In short the success of your language is a big enough concern than the name of your language is negligible (with the exception of negative words). The search results will follow.
I'm not sure I understand the use case here. Is this a multi-player game that they host? If they turn off their game servers, and the game is a multi-player game, then it is essentially dead. (At least for multiplayer). Are you thinking of bnetd here, where you can recreate a multiplayer experience on a local server?
As much as I hate the DMCA and DRM in general, I have to concede that at least some of what the Copyright office has proposed here are reasonable exemptions to DRM. Game authentication, unlocking tablets, etc. Kudos to them for that. I do understand it is a small victory, however, and easily reversible. But still, at least they are putting some thought into it and not just giving all DRM producers carte blanche.
If you are a leftist, beating the shit out of private companies is well and good. Remember: corporations are evil! Prosecuting them is only a good thing. Are you a corporate shill?
I am neither a leftist nor a corporate shill. I believe in beating the shit out of private companies that deserve to have the "shit beat out" of them. You need only look at the lengthy history of consumer protection in the United States to find instances where this was and is necessary. Take, for example, Debt Collection Practices. Please, please, please "beat the shit out" of unscrupulous collection agencies. Please "beat the shit" out of the companies that call my grandmother to deliver unsolicited advertisements about a "warranty extension" on her car. There are plenty of private companies that should have this done to them. The issue I take with China's implementation is 1) that it will never target a state owned business and 2) the guidelines are by no means clearly laid out and can be ambiguously interpreted. Who will interpret them? When will they interpret them? Why just in time and by the same state body that made them. Please tell me, how can I prove that my product's advertising does not "Cause detriment to national dignity"?

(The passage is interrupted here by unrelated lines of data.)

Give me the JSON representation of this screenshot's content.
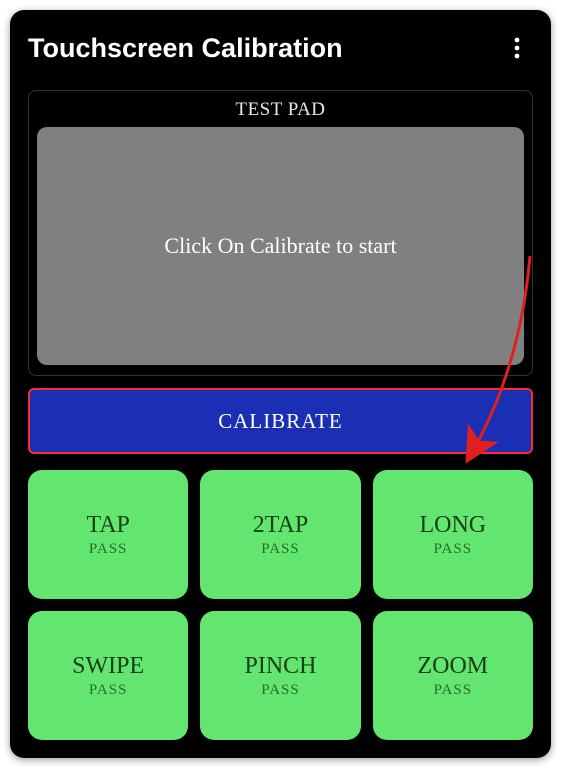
{
  "header": {
    "title": "Touchscreen Calibration"
  },
  "testpad": {
    "label": "TEST PAD",
    "message": "Click On Calibrate to start"
  },
  "calibrate": {
    "label": "CALIBRATE"
  },
  "tiles": [
    {
      "title": "TAP",
      "status": "PASS"
    },
    {
      "title": "2TAP",
      "status": "PASS"
    },
    {
      "title": "LONG",
      "status": "PASS"
    },
    {
      "title": "SWIPE",
      "status": "PASS"
    },
    {
      "title": "PINCH",
      "status": "PASS"
    },
    {
      "title": "ZOOM",
      "status": "PASS"
    }
  ],
  "colors": {
    "accent_blue": "#1b2fb5",
    "highlight_red": "#ff2a2a",
    "pass_green": "#63e66f"
  }
}
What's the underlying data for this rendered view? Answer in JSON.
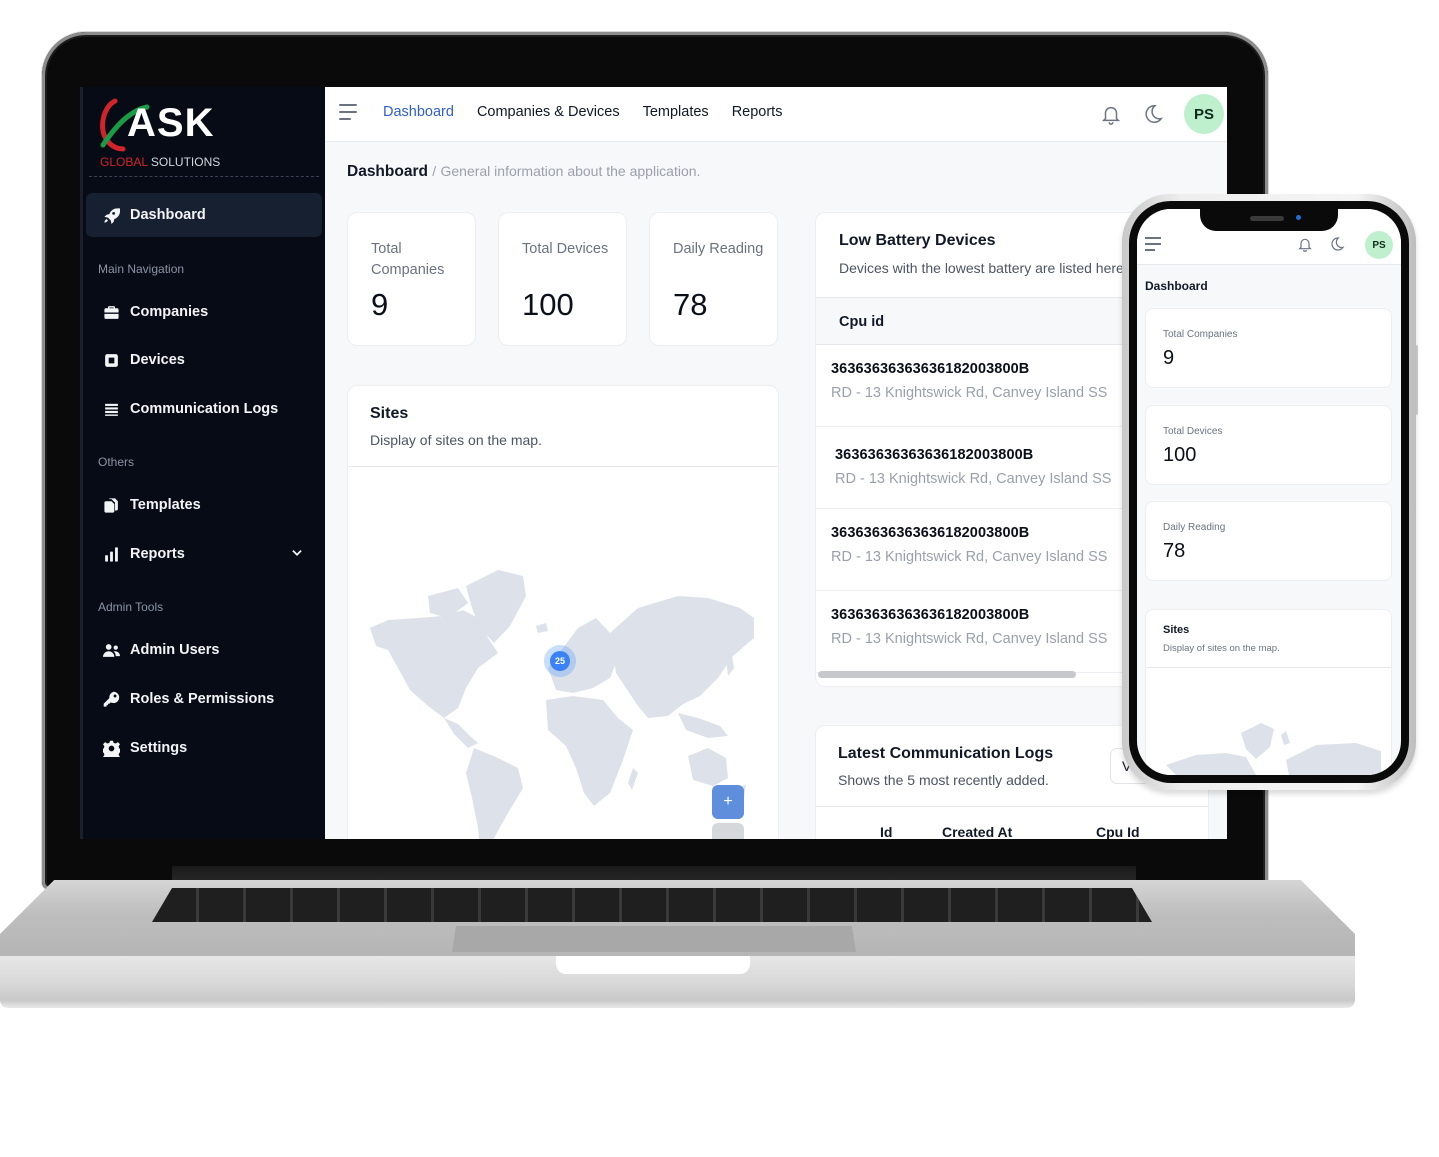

Communists don't believe in free speech?
It's not that binary. The United States has its own truth in advertising laws that, in my personal opinion, are beneficial at both the federal and state level. Slashdot readers are free to go the Libertarian route and claim the free market would alleviate these issues on its own or perhaps point out how downright pedantic it can be at times. But the truth of the matter is that, as a consumer, we only have so many hours in a day to decide which of the thousands of products we consume in a year we should spend our money on. So it does come down to federal guidelines for what is "Grade A" or "Organic" or "Green" when there is a label espousing these properties and there are consumers paying a premium for this notion. Without those guidelines those words will mean absolutely nothing and there will be no way to tell where your product was made, how much cadmium it has in it or whether it is the end result of spewing carbon into the atmosphere. Without similar laws, you wouldn't be able to trust the nutritional information at the grocery store. Is it free speech to claim that my potato chips cure cancer and lead to weight loss no matter how many of them you eat? People will know that I'm lying? Cigarettes used to sooth sore throats. Trans fats used to taste awesome.

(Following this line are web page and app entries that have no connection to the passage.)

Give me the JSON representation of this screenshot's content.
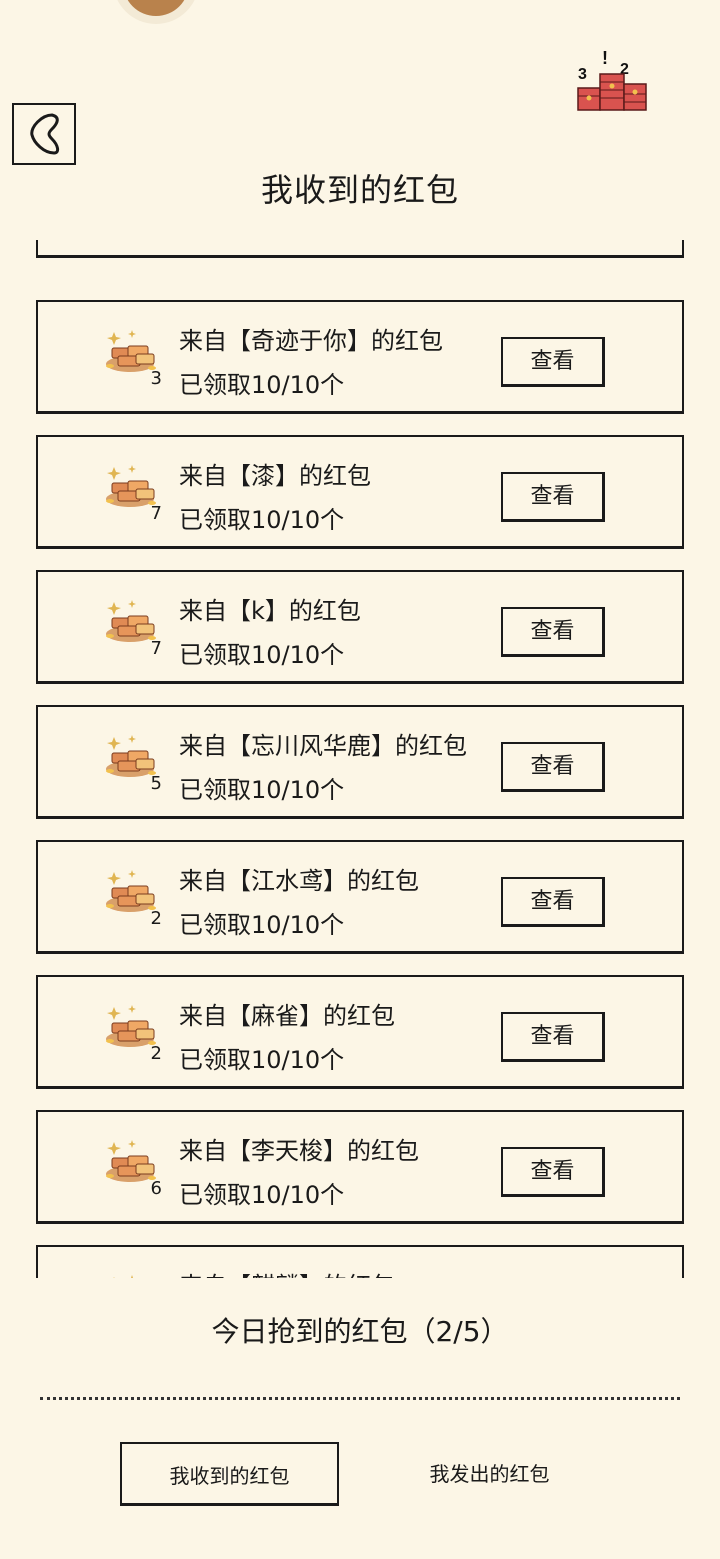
{
  "header": {
    "title": "我收到的红包",
    "rank_icon_digits": [
      "3",
      "!",
      "2"
    ]
  },
  "cards": [
    {
      "number": "3",
      "from_label": "来自【奇迹于你】的红包",
      "status": "已领取10/10个",
      "button_label": "查看"
    },
    {
      "number": "7",
      "from_label": "来自【漆】的红包",
      "status": "已领取10/10个",
      "button_label": "查看"
    },
    {
      "number": "7",
      "from_label": "来自【k】的红包",
      "status": "已领取10/10个",
      "button_label": "查看"
    },
    {
      "number": "5",
      "from_label": "来自【忘川风华鹿】的红包",
      "status": "已领取10/10个",
      "button_label": "查看"
    },
    {
      "number": "2",
      "from_label": "来自【江水鸢】的红包",
      "status": "已领取10/10个",
      "button_label": "查看"
    },
    {
      "number": "2",
      "from_label": "来自【麻雀】的红包",
      "status": "已领取10/10个",
      "button_label": "查看"
    },
    {
      "number": "6",
      "from_label": "来自【李天梭】的红包",
      "status": "已领取10/10个",
      "button_label": "查看"
    },
    {
      "number": "",
      "from_label": "来自【麒麟】的红包",
      "status": "",
      "button_label": ""
    }
  ],
  "footer": {
    "today_label": "今日抢到的红包（2/5）",
    "tabs": [
      {
        "label": "我收到的红包",
        "active": true
      },
      {
        "label": "我发出的红包",
        "active": false
      }
    ]
  }
}
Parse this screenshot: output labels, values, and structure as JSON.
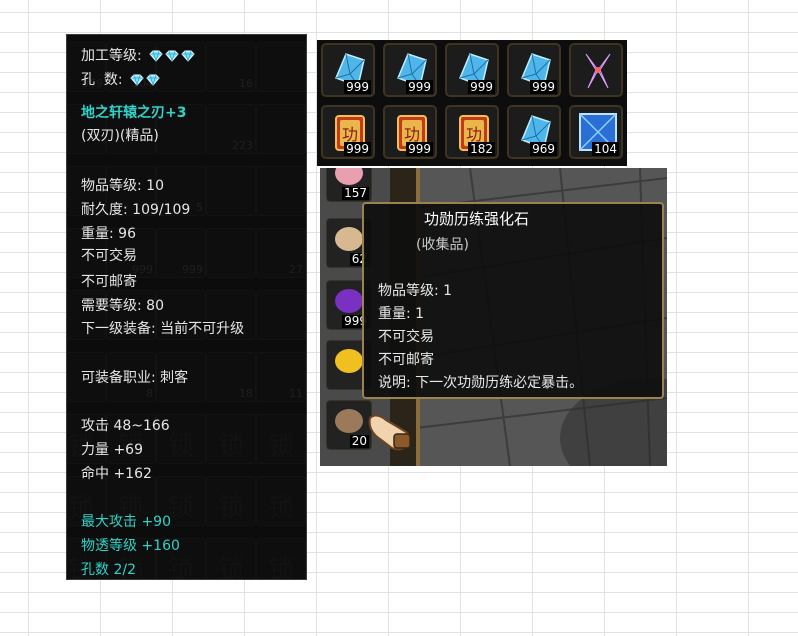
{
  "item_tooltip": {
    "refine_label": "加工等级:",
    "sockets_label": "孔  数:",
    "name": "地之轩辕之刃+3",
    "type": "(双刃)(精品)",
    "item_level": "物品等级: 10",
    "durability": "耐久度: 109/109",
    "weight": "重量: 96",
    "untradeable": "不可交易",
    "unmailable": "不可邮寄",
    "required_level": "需要等级: 80",
    "next_upgrade": "下一级装备: 当前不可升级",
    "job": "可装备职业: 刺客",
    "attack": "攻击 48~166",
    "strength": "力量 +69",
    "hit": "命中 +162",
    "max_attack": "最大攻击 +90",
    "penetration": "物透等级 +160",
    "sockets": "孔数 2/2",
    "refine_gems": 3,
    "socket_gems": 2
  },
  "background_inventory": {
    "counts": [
      "969",
      "104",
      "16",
      "223",
      "5",
      "999",
      "999",
      "27",
      "8",
      "18",
      "11"
    ],
    "lock_glyph": "锁"
  },
  "inventory_strip": {
    "row1": [
      {
        "icon": "blue-crystal-icon",
        "count": "999"
      },
      {
        "icon": "blue-crystal-icon",
        "count": "999"
      },
      {
        "icon": "blue-crystal-icon",
        "count": "999"
      },
      {
        "icon": "blue-crystal-icon",
        "count": "999"
      },
      {
        "icon": "purple-weapon-icon",
        "count": ""
      }
    ],
    "row2": [
      {
        "icon": "merit-scroll-icon",
        "count": "999"
      },
      {
        "icon": "merit-scroll-icon",
        "count": "999"
      },
      {
        "icon": "merit-scroll-icon",
        "count": "182"
      },
      {
        "icon": "blue-crystal-icon",
        "count": "969"
      },
      {
        "icon": "blue-gem-square-icon",
        "count": "104"
      }
    ]
  },
  "scene": {
    "side_counts": [
      "157",
      "62",
      "999",
      "",
      "20"
    ],
    "tooltip": {
      "title": "功勋历练强化石",
      "category": "(收集品)",
      "item_level": "物品等级: 1",
      "weight": "重量: 1",
      "untradeable": "不可交易",
      "unmailable": "不可邮寄",
      "description": "说明: 下一次功勋历练必定暴击。"
    }
  },
  "colors": {
    "cyan_text": "#2fd3c8",
    "tooltip_border": "#9a8350",
    "slot_border": "#3e3420"
  }
}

Speech used by an individual to express ideas is free speech. Advertisements -- especially advertisements representing a very large organization -- are not. Corporations should not have the same rights individuals have and I feel that free speech is one of those clear cut distinctions. There is a long history of consumer protection everywhere in the world -- learn about your own country's struggles with it. It's not a simple issue and advertisement should not be regarded as free speech.
The confusion of a staff member is measured by the length of his memos. -- New York Times, Jan. 20, 1981